By then I was at an age when my creative ambitions had not been fulfilled, knowledge that came with the stark realisation that they may never be. Around me I witnessed the pain of addiction; the hope of recovery; and the competitive process as drama school colleagues jostled for power and influence. Some of us gave up at that time, or changed-tack, went overseas, or, like me, returned.
That one of my creative heroes, who’d achieved about as much as it’s possible to achieve in her field, still felt the same feelings of depression and frustration that she’d felt before she became famous, was a devastating thought.
For this fan, the angel did indeed have a tarnished halo.
But Annie Lennox had much, much further to go with her music. During her return to collaborating with Dave Stewart, there had been an intriguing hint of what was to come in one unassuming track on their 1999 album Peace.
‘I’ve Tried Everything’ became the supreme example of crashing Lennox lyrics given wings on Stewart’s composition. The song begins in the upper reaches of her register, builds slowly through the poetry of someone telling themselves what a loser they are, before meeting at the bridge, where Lennox chimes: “I should be cool, but I’m burning hot. I should be good, but I fell apart. Don’t look at me now, don’t even start, ‘cos I’ve tried everything, yeah I’ve tried everything …” before the duo drives the song home to its relentless, inexplicable finish, joy and pain intertwined to the strains of Annie backing herself, repeating “loser, loser, loser.”
I asked anyone who would listen what they thought this darkest of songs was about. Few had the self awareness or the guts to respond.
It wasn’t until Annie Lennox released another solo album in 2003 that she stripped away the masquerade completely, allowing us to see more of her journey in everything from lyrics torevelatory title: Bare.
The cover image references one of the most iconic photographs of the singer-songwriter – the sleeve shot of Eurythmics’ album Touch, released two decades prior. In the older image, Lennox sports her signature cropped carrot hair and bears her arms like a shield before her, wrists and palms together, a black mask framing her intense gaze.
On the cover of Bare, Lennox’s arms and wrists are similarly held together, and they draw the eye to her face, which bears no mask and is powdered to reveal the patina of age, eyes front, vulnerable not defiant. Despite the use of make-up, there is no hint of concealing the truth.
Lyrically, Bare is Lennox’s courageous right of reply about her mental health journey.
The opening lines of the first track: “Every day I write the list, of reasons why I still believe they do exist (a thousand beautiful things); and even though it’s hard to see the glass is full and not half empty (a thousand beautiful things),” set the scene for a deeper exploration than Lennox had ever publicly undertaken.

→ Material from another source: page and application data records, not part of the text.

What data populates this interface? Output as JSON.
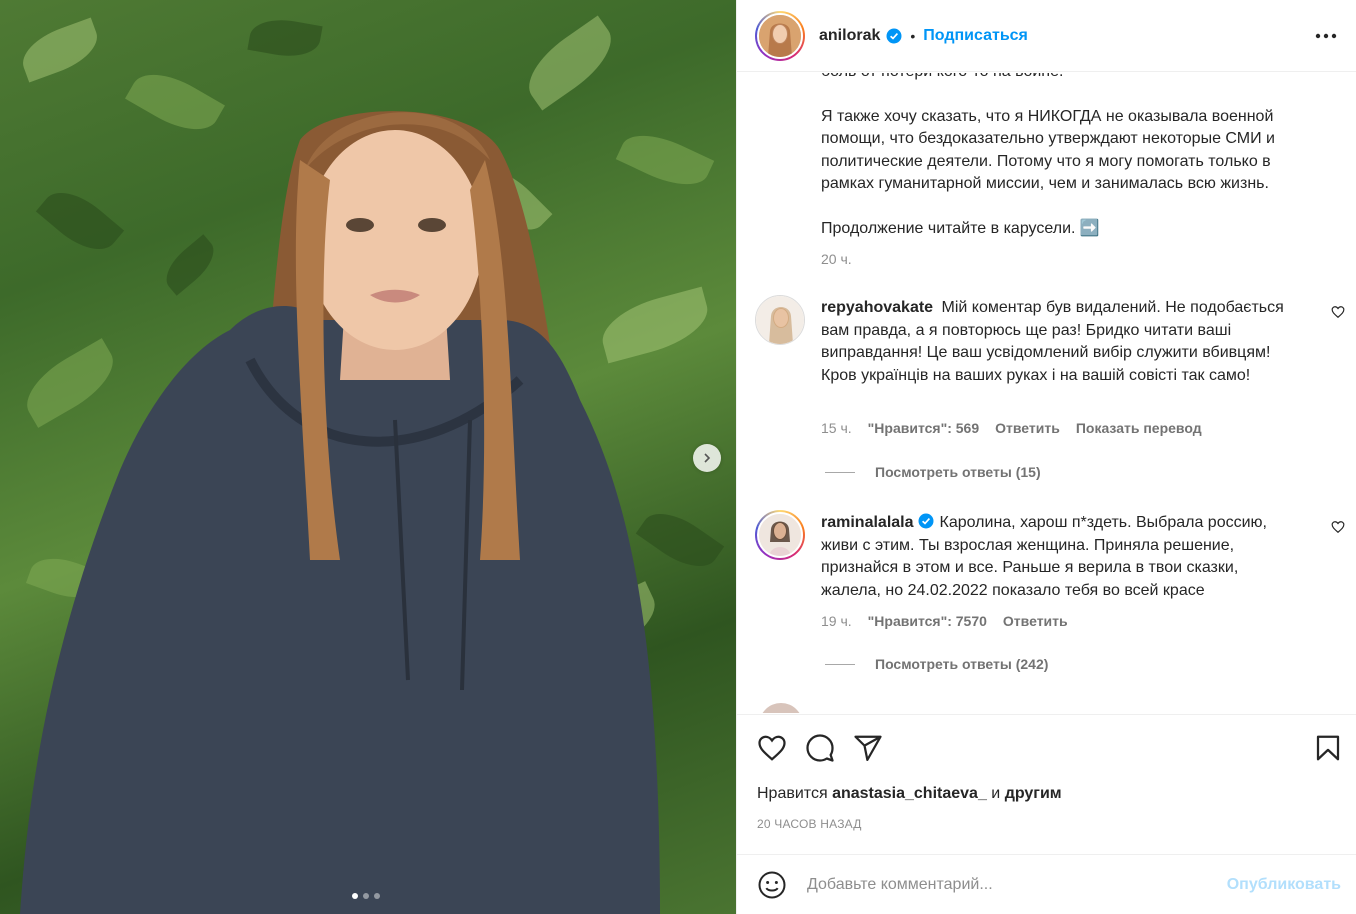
{
  "colors": {
    "accent": "#0095f6",
    "text": "#262626",
    "muted": "#8e8e8e",
    "publish_disabled": "#b2dffc"
  },
  "header": {
    "username": "anilorak",
    "follow_label": "Подписаться",
    "separator": "•"
  },
  "caption": {
    "cut_line": "боль от потери кого-то на войне.",
    "para1": "Я также хочу сказать, что я НИКОГДА не оказывала военной\nпомощи, что бездоказательно утверждают некоторые СМИ и\nполитические деятели. Потому что я могу помогать только в\nрамках гуманитарной миссии, чем и занималась всю жизнь.",
    "para2": "Продолжение читайте в карусели. ➡️",
    "time": "20 ч."
  },
  "comments": [
    {
      "username": "repyahovakate",
      "text": "Мій коментар був видалений. Не подобається вам правда, а я повторюсь ще раз! Бридко читати ваші виправдання! Це ваш усвідомлений вибір служити вбивцям! Кров українців на ваших руках і на вашій совісті так само!",
      "time": "15 ч.",
      "likes": "\"Нравится\": 569",
      "reply": "Ответить",
      "translate": "Показать перевод",
      "replies": "Посмотреть ответы (15)"
    },
    {
      "username": "raminalalala",
      "text": "Каролина, харош п*здеть. Выбрала россию, живи с этим. Ты взрослая женщина. Приняла решение, признайся в этом и все. Раньше я верила в твои сказки, жалела, но 24.02.2022 показало тебя во всей красе",
      "time": "19 ч.",
      "likes": "\"Нравится\": 7570",
      "reply": "Ответить",
      "replies": "Посмотреть ответы (242)"
    }
  ],
  "likes": {
    "prefix": "Нравится",
    "user": "anastasia_chitaeva_",
    "and": "и",
    "others": "другим"
  },
  "ago": "20 ЧАСОВ НАЗАД",
  "add_comment": {
    "placeholder": "Добавьте комментарий...",
    "publish": "Опубликовать"
  },
  "carousel": {
    "slides": 3,
    "active": 1
  },
  "icons": [
    "next-arrow-icon",
    "verified-icon",
    "more-icon",
    "heart-icon",
    "comment-icon",
    "share-icon",
    "bookmark-icon",
    "emoji-icon"
  ]
}
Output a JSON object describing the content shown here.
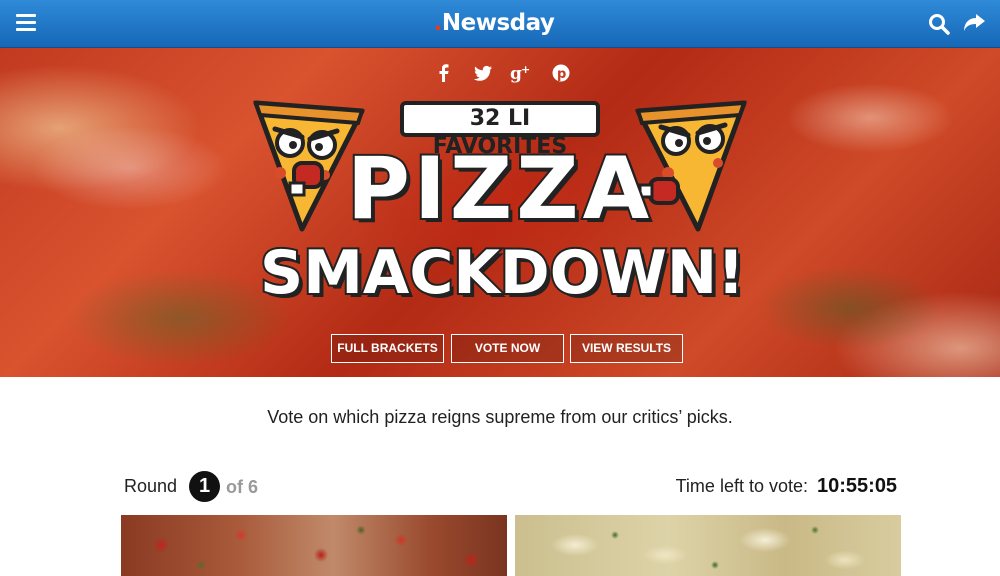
{
  "header": {
    "logo_text": "Newsday",
    "logo_dot": ".",
    "menu_icon": "hamburger-menu-icon",
    "search_icon": "search-icon",
    "share_icon": "share-arrow-icon",
    "bar_color": "#1f78c8"
  },
  "hero": {
    "social": [
      {
        "name": "facebook-icon",
        "glyph": "f"
      },
      {
        "name": "twitter-icon",
        "glyph": "🐦"
      },
      {
        "name": "google-plus-icon",
        "glyph": "g+"
      },
      {
        "name": "pinterest-icon",
        "glyph": "p"
      }
    ],
    "subtitle": "32 LI FAVORITES",
    "title_line1": "PIZZA",
    "title_line2": "SMACKDOWN!",
    "buttons": {
      "full_brackets": "FULL BRACKETS",
      "vote_now": "VOTE NOW",
      "view_results": "VIEW RESULTS"
    }
  },
  "main": {
    "tagline": "Vote on which pizza reigns supreme from our critics’ picks.",
    "round": {
      "label": "Round",
      "current": "1",
      "of_text": "of 6"
    },
    "timer": {
      "label": "Time left to vote:",
      "value": "10:55:05"
    }
  }
}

Sometimes she references well-worn mental health vocabulary (“tell it like it is, like it is, like it is ..”) and at others through desperate, lonely prayers (“Oh God, where are you now?”).
Lennox portrayed herself as nothing but human on Bare – there was no diva or angel, no music videos, only interviews in which she revealed that she was the photographer who shot her own cover image.
Appearing on Andrew Denton’s Enough Rope, when he questioned Lennox about the nature of her crisis, she said, simply: “Listen to my album. You can hear about my crisis.”
It had taken half my lifetime to realise this real place was always where the essential darkness of Eurythmics came from, and their essential joy. Below the surface of the 1980s celebrity, the tarnish was always there, we just hadn’t seen it.